§ Work to be completed: Copy the data below exactly. Any pictures in it should be omitted.

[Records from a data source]
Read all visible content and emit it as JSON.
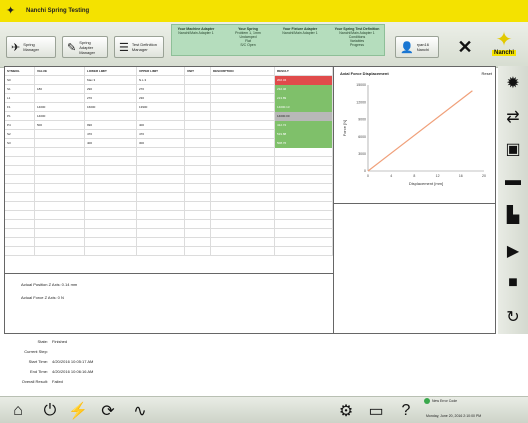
{
  "app": {
    "title": "Nanchi Spring Testing",
    "brand": "Nanchi",
    "brand_color": "#f4e200"
  },
  "toolbar": {
    "buttons": [
      {
        "label": "Spring Manager",
        "icon": "spring-icon"
      },
      {
        "label": "Spring Adapter Manager",
        "icon": "wrench-icon"
      },
      {
        "label": "Test Definition Manager",
        "icon": "list-icon"
      }
    ],
    "info_boxes": [
      {
        "head": "Your Machine Adapter",
        "value": "Nanchi/Main Adapter 1"
      },
      {
        "head": "Your Spring",
        "value": "Problem 1, 1mm",
        "sub": [
          "Undamped",
          "Flat",
          "S/C Open"
        ]
      },
      {
        "head": "Your Fixture Adapter",
        "value": "Nanchi/Main Adapter 1"
      },
      {
        "head": "Your Spring Test Definition",
        "value": "Nanchi/Main Adapter 1",
        "sub": [
          "Conditions",
          "Variables",
          "Progress"
        ]
      }
    ],
    "user_label": "ryan16 Nanchi"
  },
  "table": {
    "headers": [
      "SYMBOL",
      "VALUE",
      "LOWER LIMIT",
      "UPPER LIMIT",
      "UNIT",
      "DESCRIPTION",
      "RESULT"
    ],
    "rows": [
      {
        "c": [
          "S0",
          "",
          "Max 3",
          "N.L.3",
          "",
          "",
          "202.34"
        ],
        "s": "red"
      },
      {
        "c": [
          "S1",
          "180",
          "290",
          "270",
          "",
          "",
          "232.46"
        ],
        "s": "green"
      },
      {
        "c": [
          "L1",
          "",
          "270",
          "230",
          "",
          "",
          "213.89"
        ],
        "s": "green"
      },
      {
        "c": [
          "F1",
          "14000",
          "16000",
          "13900",
          "",
          "",
          "14000.13"
        ],
        "s": "green"
      },
      {
        "c": [
          "P1",
          "14000",
          "",
          "",
          "",
          "",
          "14000.00"
        ],
        "s": "gray"
      },
      {
        "c": [
          "P4",
          "500",
          "990",
          "400",
          "",
          "",
          "412.72"
        ],
        "s": "green"
      },
      {
        "c": [
          "S2",
          "",
          "470",
          "470",
          "",
          "",
          "519.88"
        ],
        "s": "green"
      },
      {
        "c": [
          "S3",
          "",
          "400",
          "300",
          "",
          "",
          "508.76"
        ],
        "s": "green"
      }
    ],
    "status_colors": {
      "red": "#e04b4b",
      "green": "#7fc06a",
      "gray": "#b8b8b8"
    }
  },
  "actual": {
    "position": "Actual Position Z Axis: 0.14 mm",
    "force": "Actual Force Z Axis: 0 N"
  },
  "chart_data": {
    "type": "line",
    "title": "Axial Force Displacement",
    "reset_label": "Reset",
    "xlabel": "Displacement [mm]",
    "ylabel": "Force [N]",
    "x": [
      0,
      18
    ],
    "series": [
      {
        "values": [
          0,
          14000
        ]
      }
    ],
    "xlim": [
      0,
      20
    ],
    "ylim": [
      0,
      15000
    ],
    "xticks": [
      "0",
      "4",
      "8",
      "12",
      "16",
      "20"
    ],
    "yticks": [
      "0",
      "3000",
      "6000",
      "9000",
      "12000",
      "15000"
    ],
    "line_color": "#f0a07a",
    "grid": false
  },
  "sidebar": {
    "icons": [
      "gear-icon",
      "transfer-icon",
      "save-icon",
      "fixture-icon",
      "clamp-icon",
      "play-icon",
      "stop-icon",
      "reset-icon"
    ]
  },
  "status": {
    "rows": [
      {
        "label": "State:",
        "value": "Finished"
      },
      {
        "label": "Current Step:",
        "value": ""
      },
      {
        "label": "Start Time:",
        "value": "4/20/2016 10:05:17 AM"
      },
      {
        "label": "End Time:",
        "value": "4/20/2016 10:06:16 AM"
      },
      {
        "label": "Overall Result:",
        "value": "Failed"
      }
    ]
  },
  "bottombar": {
    "note": "New Error Code",
    "datetime": "Monday, June 20, 2016 2:10:00 PM"
  }
}
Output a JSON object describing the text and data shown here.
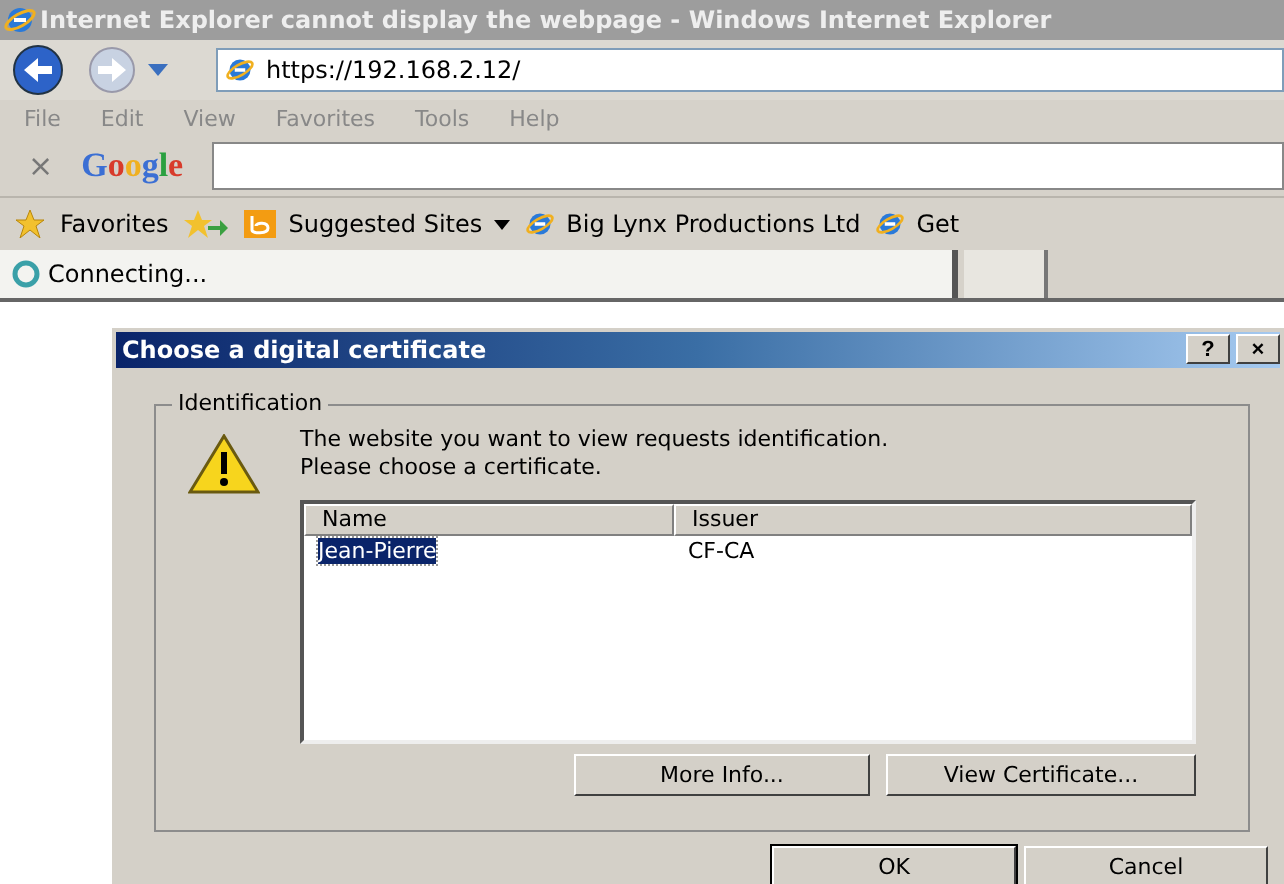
{
  "window": {
    "title": "Internet Explorer cannot display the webpage - Windows Internet Explorer"
  },
  "address": {
    "value": "https://192.168.2.12/"
  },
  "menu": [
    "File",
    "Edit",
    "View",
    "Favorites",
    "Tools",
    "Help"
  ],
  "google_bar": {
    "close": "×",
    "logo": "Google"
  },
  "favorites_bar": {
    "favorites": "Favorites",
    "items": [
      {
        "label": "Suggested Sites",
        "kind": "dropdown"
      },
      {
        "label": "Big Lynx Productions Ltd",
        "kind": "page"
      },
      {
        "label": "Get",
        "kind": "page"
      }
    ]
  },
  "tab": {
    "label": "Connecting..."
  },
  "dialog": {
    "title": "Choose a digital certificate",
    "help": "?",
    "close": "×",
    "group": "Identification",
    "message": "The website you want to view requests identification.\nPlease choose a certificate.",
    "columns": [
      "Name",
      "Issuer"
    ],
    "rows": [
      {
        "cells": [
          "Jean-Pierre",
          "CF-CA"
        ],
        "selected": true
      }
    ],
    "group_buttons": [
      "More Info...",
      "View Certificate..."
    ],
    "buttons": [
      {
        "label": "OK",
        "default": true
      },
      {
        "label": "Cancel",
        "default": false
      }
    ]
  }
}
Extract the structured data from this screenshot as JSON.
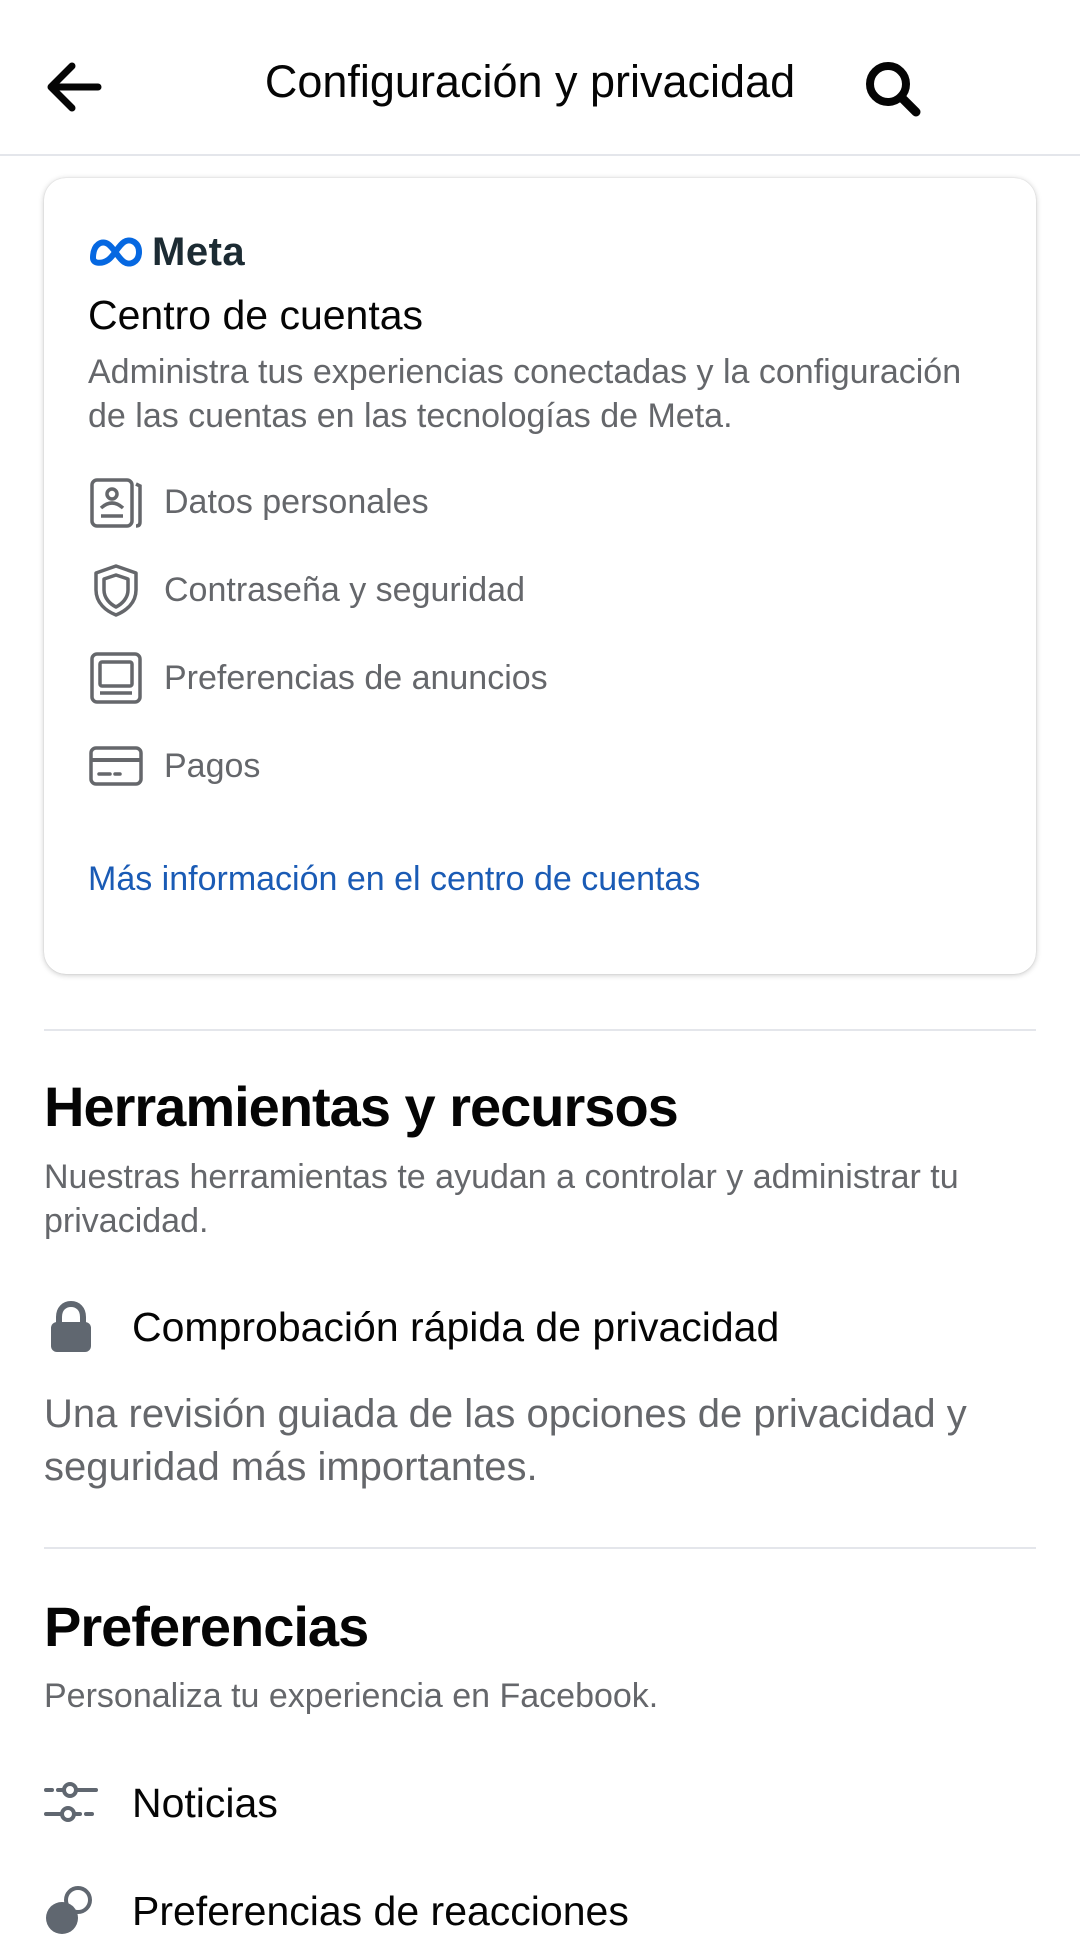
{
  "header": {
    "title": "Configuración y privacidad",
    "back_icon": "arrow-left-icon",
    "search_icon": "search-icon"
  },
  "accounts_center": {
    "brand": "Meta",
    "title": "Centro de cuentas",
    "description": "Administra tus experiencias conectadas y la configuración de las cuentas en las tecnologías de Meta.",
    "items": [
      {
        "label": "Datos personales",
        "icon": "id-card-icon"
      },
      {
        "label": "Contraseña y seguridad",
        "icon": "shield-icon"
      },
      {
        "label": "Preferencias de anuncios",
        "icon": "monitor-icon"
      },
      {
        "label": "Pagos",
        "icon": "credit-card-icon"
      }
    ],
    "link": "Más información en el centro de cuentas"
  },
  "tools": {
    "title": "Herramientas y recursos",
    "description": "Nuestras herramientas te ayudan a controlar y administrar tu privacidad.",
    "privacy_check": {
      "label": "Comprobación rápida de privacidad",
      "description": "Una revisión guiada de las opciones de privacidad y seguridad más importantes.",
      "icon": "lock-icon"
    }
  },
  "preferences": {
    "title": "Preferencias",
    "description": "Personaliza tu experiencia en Facebook.",
    "items": [
      {
        "label": "Noticias",
        "icon": "sliders-icon"
      },
      {
        "label": "Preferencias de reacciones",
        "icon": "reactions-icon"
      }
    ]
  },
  "colors": {
    "link": "#1a5bb5",
    "secondary_text": "#65676b",
    "meta_blue": "#0668e1"
  }
}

§ Problem solution:
Read all visible content and emit it as JSON.
{
  "app": {
    "title": "Nanchi Spring Testing",
    "brand": "Nanchi",
    "brand_color": "#f4e200"
  },
  "toolbar": {
    "buttons": [
      {
        "label": "Spring Manager",
        "icon": "spring-icon"
      },
      {
        "label": "Spring Adapter Manager",
        "icon": "wrench-icon"
      },
      {
        "label": "Test Definition Manager",
        "icon": "list-icon"
      }
    ],
    "info_boxes": [
      {
        "head": "Your Machine Adapter",
        "value": "Nanchi/Main Adapter 1"
      },
      {
        "head": "Your Spring",
        "value": "Problem 1, 1mm",
        "sub": [
          "Undamped",
          "Flat",
          "S/C Open"
        ]
      },
      {
        "head": "Your Fixture Adapter",
        "value": "Nanchi/Main Adapter 1"
      },
      {
        "head": "Your Spring Test Definition",
        "value": "Nanchi/Main Adapter 1",
        "sub": [
          "Conditions",
          "Variables",
          "Progress"
        ]
      }
    ],
    "user_label": "ryan16 Nanchi"
  },
  "table": {
    "headers": [
      "SYMBOL",
      "VALUE",
      "LOWER LIMIT",
      "UPPER LIMIT",
      "UNIT",
      "DESCRIPTION",
      "RESULT"
    ],
    "rows": [
      {
        "c": [
          "S0",
          "",
          "Max 3",
          "N.L.3",
          "",
          "",
          "202.34"
        ],
        "s": "red"
      },
      {
        "c": [
          "S1",
          "180",
          "290",
          "270",
          "",
          "",
          "232.46"
        ],
        "s": "green"
      },
      {
        "c": [
          "L1",
          "",
          "270",
          "230",
          "",
          "",
          "213.89"
        ],
        "s": "green"
      },
      {
        "c": [
          "F1",
          "14000",
          "16000",
          "13900",
          "",
          "",
          "14000.13"
        ],
        "s": "green"
      },
      {
        "c": [
          "P1",
          "14000",
          "",
          "",
          "",
          "",
          "14000.00"
        ],
        "s": "gray"
      },
      {
        "c": [
          "P4",
          "500",
          "990",
          "400",
          "",
          "",
          "412.72"
        ],
        "s": "green"
      },
      {
        "c": [
          "S2",
          "",
          "470",
          "470",
          "",
          "",
          "519.88"
        ],
        "s": "green"
      },
      {
        "c": [
          "S3",
          "",
          "400",
          "300",
          "",
          "",
          "508.76"
        ],
        "s": "green"
      }
    ],
    "status_colors": {
      "red": "#e04b4b",
      "green": "#7fc06a",
      "gray": "#b8b8b8"
    }
  },
  "actual": {
    "position": "Actual Position Z Axis: 0.14 mm",
    "force": "Actual Force Z Axis: 0 N"
  },
  "chart_data": {
    "type": "line",
    "title": "Axial Force Displacement",
    "reset_label": "Reset",
    "xlabel": "Displacement [mm]",
    "ylabel": "Force [N]",
    "x": [
      0,
      18
    ],
    "series": [
      {
        "values": [
          0,
          14000
        ]
      }
    ],
    "xlim": [
      0,
      20
    ],
    "ylim": [
      0,
      15000
    ],
    "xticks": [
      "0",
      "4",
      "8",
      "12",
      "16",
      "20"
    ],
    "yticks": [
      "0",
      "3000",
      "6000",
      "9000",
      "12000",
      "15000"
    ],
    "line_color": "#f0a07a",
    "grid": false
  },
  "sidebar": {
    "icons": [
      "gear-icon",
      "transfer-icon",
      "save-icon",
      "fixture-icon",
      "clamp-icon",
      "play-icon",
      "stop-icon",
      "reset-icon"
    ]
  },
  "status": {
    "rows": [
      {
        "label": "State:",
        "value": "Finished"
      },
      {
        "label": "Current Step:",
        "value": ""
      },
      {
        "label": "Start Time:",
        "value": "4/20/2016 10:05:17 AM"
      },
      {
        "label": "End Time:",
        "value": "4/20/2016 10:06:16 AM"
      },
      {
        "label": "Overall Result:",
        "value": "Failed"
      }
    ]
  },
  "bottombar": {
    "note": "New Error Code",
    "datetime": "Monday, June 20, 2016 2:10:00 PM"
  }
}
Output a JSON object describing the text and data shown here.
{
  "window": {
    "title": "Internet Explorer cannot display the webpage - Windows Internet Explorer"
  },
  "address": {
    "value": "https://192.168.2.12/"
  },
  "menu": [
    "File",
    "Edit",
    "View",
    "Favorites",
    "Tools",
    "Help"
  ],
  "google_bar": {
    "close": "×",
    "logo": "Google"
  },
  "favorites_bar": {
    "favorites": "Favorites",
    "items": [
      {
        "label": "Suggested Sites",
        "kind": "dropdown"
      },
      {
        "label": "Big Lynx Productions Ltd",
        "kind": "page"
      },
      {
        "label": "Get",
        "kind": "page"
      }
    ]
  },
  "tab": {
    "label": "Connecting..."
  },
  "dialog": {
    "title": "Choose a digital certificate",
    "help": "?",
    "close": "×",
    "group": "Identification",
    "message": "The website you want to view requests identification.\nPlease choose a certificate.",
    "columns": [
      "Name",
      "Issuer"
    ],
    "rows": [
      {
        "cells": [
          "Jean-Pierre",
          "CF-CA"
        ],
        "selected": true
      }
    ],
    "group_buttons": [
      "More Info...",
      "View Certificate..."
    ],
    "buttons": [
      {
        "label": "OK",
        "default": true
      },
      {
        "label": "Cancel",
        "default": false
      }
    ]
  }
}
Extract the structured data from this screenshot as JSON.
{
  "header": {
    "title": "Configuración y privacidad",
    "back_icon": "arrow-left-icon",
    "search_icon": "search-icon"
  },
  "accounts_center": {
    "brand": "Meta",
    "title": "Centro de cuentas",
    "description": "Administra tus experiencias conectadas y la configuración de las cuentas en las tecnologías de Meta.",
    "items": [
      {
        "label": "Datos personales",
        "icon": "id-card-icon"
      },
      {
        "label": "Contraseña y seguridad",
        "icon": "shield-icon"
      },
      {
        "label": "Preferencias de anuncios",
        "icon": "monitor-icon"
      },
      {
        "label": "Pagos",
        "icon": "credit-card-icon"
      }
    ],
    "link": "Más información en el centro de cuentas"
  },
  "tools": {
    "title": "Herramientas y recursos",
    "description": "Nuestras herramientas te ayudan a controlar y administrar tu privacidad.",
    "privacy_check": {
      "label": "Comprobación rápida de privacidad",
      "description": "Una revisión guiada de las opciones de privacidad y seguridad más importantes.",
      "icon": "lock-icon"
    }
  },
  "preferences": {
    "title": "Preferencias",
    "description": "Personaliza tu experiencia en Facebook.",
    "items": [
      {
        "label": "Noticias",
        "icon": "sliders-icon"
      },
      {
        "label": "Preferencias de reacciones",
        "icon": "reactions-icon"
      }
    ]
  },
  "colors": {
    "link": "#1a5bb5",
    "secondary_text": "#65676b",
    "meta_blue": "#0668e1"
  }
}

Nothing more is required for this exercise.